──────── Records supplied

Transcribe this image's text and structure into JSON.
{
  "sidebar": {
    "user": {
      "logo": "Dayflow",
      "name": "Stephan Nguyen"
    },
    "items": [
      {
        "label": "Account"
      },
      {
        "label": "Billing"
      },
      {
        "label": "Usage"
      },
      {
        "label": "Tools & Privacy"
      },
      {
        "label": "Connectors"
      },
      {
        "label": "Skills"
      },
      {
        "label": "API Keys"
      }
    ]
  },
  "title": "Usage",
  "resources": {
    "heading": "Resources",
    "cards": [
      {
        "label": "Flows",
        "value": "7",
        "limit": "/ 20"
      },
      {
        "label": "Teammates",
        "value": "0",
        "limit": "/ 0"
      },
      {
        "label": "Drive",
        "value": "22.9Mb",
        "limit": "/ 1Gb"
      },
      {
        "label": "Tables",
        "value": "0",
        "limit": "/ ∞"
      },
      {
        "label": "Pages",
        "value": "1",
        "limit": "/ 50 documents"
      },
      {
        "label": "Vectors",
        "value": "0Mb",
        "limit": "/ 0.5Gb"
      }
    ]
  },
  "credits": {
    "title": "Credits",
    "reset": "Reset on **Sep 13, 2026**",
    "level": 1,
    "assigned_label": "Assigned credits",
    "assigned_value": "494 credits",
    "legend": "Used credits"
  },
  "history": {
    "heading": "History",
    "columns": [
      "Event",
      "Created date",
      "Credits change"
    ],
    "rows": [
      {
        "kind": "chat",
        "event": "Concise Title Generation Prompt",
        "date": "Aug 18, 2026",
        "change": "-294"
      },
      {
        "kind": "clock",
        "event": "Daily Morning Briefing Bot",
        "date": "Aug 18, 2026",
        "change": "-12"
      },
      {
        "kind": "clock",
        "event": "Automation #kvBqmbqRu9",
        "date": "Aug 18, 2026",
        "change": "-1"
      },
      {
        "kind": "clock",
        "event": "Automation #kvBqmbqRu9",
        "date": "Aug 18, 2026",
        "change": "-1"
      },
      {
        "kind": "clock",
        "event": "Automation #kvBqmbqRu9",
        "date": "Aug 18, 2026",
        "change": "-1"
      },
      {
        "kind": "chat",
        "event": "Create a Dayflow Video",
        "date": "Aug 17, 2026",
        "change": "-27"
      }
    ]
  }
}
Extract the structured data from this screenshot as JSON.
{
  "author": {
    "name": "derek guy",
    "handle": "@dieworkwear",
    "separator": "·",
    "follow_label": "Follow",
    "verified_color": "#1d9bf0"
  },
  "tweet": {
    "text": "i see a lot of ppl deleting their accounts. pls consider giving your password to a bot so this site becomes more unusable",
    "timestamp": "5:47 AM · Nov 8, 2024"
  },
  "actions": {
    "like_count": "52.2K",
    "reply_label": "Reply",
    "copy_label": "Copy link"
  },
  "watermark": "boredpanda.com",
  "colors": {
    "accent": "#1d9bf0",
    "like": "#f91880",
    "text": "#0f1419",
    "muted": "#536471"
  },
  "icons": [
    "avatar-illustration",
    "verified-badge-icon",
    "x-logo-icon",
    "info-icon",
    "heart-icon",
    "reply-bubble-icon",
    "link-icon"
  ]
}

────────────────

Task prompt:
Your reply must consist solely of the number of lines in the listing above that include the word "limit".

Your response:
6